Join us on Wednesday, June 21 at noon Pacific for the DIY Picosatellites Hack Chat with Nathaniel Evry!

Building a satellite and putting it in orbit was until very recently something only a nation had the resources to accomplish, and even then only a select few. Oh sure, there were a few amateur satellites that somehow managed to get built on a shoestring budget and hitch a ride into space, and while their stories are deservedly the stuff of legends, satellite construction took a very long time to be democratized.

Fast forward a half-dozen or so decades, and things have changed dramatically. Satellite launches are still complex affairs — it’s still rocket science, after all — but the advent of the CubeSat format and the increased tempo of launches, both national and commercial, has pushed the barriers to private, low-budget launches way, way down. So much so, in fact, that the phrase “space startup” is no longer something to snicker about.

join-hack-chatOne such group of space entrepreneurs is Quub, Inc., a small company in Lancaster, Pennsylvania which is looking to build and fly a constellation of microsatellites to monitor Earth’s environment in real-time. They’re building sats and signing launch deals using consumer-grade technology and modularized construction, and we’re lucky enough to have Nathaniel Evry, their Chief Research Officer, stop by the Hack Chat. If you’ve ever wondered what it takes to build hardware that can stand the rigors of launch and then perform a task in space, you’ll want to tune in for this one.

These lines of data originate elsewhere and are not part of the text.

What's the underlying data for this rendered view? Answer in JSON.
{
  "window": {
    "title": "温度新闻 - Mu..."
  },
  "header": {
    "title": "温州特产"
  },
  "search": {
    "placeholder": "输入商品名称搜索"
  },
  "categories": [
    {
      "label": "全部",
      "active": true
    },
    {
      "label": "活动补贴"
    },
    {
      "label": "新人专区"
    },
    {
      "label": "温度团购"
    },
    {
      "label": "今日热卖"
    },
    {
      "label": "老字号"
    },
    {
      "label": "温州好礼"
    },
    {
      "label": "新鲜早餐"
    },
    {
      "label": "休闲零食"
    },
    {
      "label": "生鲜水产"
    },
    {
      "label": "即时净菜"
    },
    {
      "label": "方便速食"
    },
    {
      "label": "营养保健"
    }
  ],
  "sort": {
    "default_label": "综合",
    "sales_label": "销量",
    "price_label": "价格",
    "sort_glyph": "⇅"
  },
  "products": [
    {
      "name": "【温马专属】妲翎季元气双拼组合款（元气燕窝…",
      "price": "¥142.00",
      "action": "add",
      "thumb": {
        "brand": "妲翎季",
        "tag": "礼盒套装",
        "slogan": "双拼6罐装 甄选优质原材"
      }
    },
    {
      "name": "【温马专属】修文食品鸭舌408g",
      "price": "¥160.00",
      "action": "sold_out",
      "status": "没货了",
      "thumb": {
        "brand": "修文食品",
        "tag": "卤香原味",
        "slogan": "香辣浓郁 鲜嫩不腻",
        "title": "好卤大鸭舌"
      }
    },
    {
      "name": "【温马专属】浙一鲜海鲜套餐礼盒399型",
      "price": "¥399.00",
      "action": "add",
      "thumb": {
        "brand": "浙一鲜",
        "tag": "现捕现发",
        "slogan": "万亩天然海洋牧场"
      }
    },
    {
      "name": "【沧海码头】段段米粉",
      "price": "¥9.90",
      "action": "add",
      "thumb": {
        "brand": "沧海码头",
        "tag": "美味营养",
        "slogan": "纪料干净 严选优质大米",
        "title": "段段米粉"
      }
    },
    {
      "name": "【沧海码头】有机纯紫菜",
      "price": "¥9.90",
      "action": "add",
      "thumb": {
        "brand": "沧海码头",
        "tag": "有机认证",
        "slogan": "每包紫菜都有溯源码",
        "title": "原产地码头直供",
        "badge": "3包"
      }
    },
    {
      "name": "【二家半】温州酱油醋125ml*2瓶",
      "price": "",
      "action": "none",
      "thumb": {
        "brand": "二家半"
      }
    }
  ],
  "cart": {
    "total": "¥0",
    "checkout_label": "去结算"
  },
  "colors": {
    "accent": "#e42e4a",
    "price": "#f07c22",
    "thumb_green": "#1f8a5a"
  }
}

Our Hack Chats are live community events in the Hackaday.io Hack Chat group messaging. This week we’ll be sitting down on Wednesday, June 21 at 12:00 PM Pacific time. If time zones have you tied up, we have a handy time zone converter. Click that speech bubble to the right, and you’ll be taken directly to the Hack Chat group on Hackaday.io. You don’t have to wait until Wednesday; join whenever you want and you can see what the community is talking about.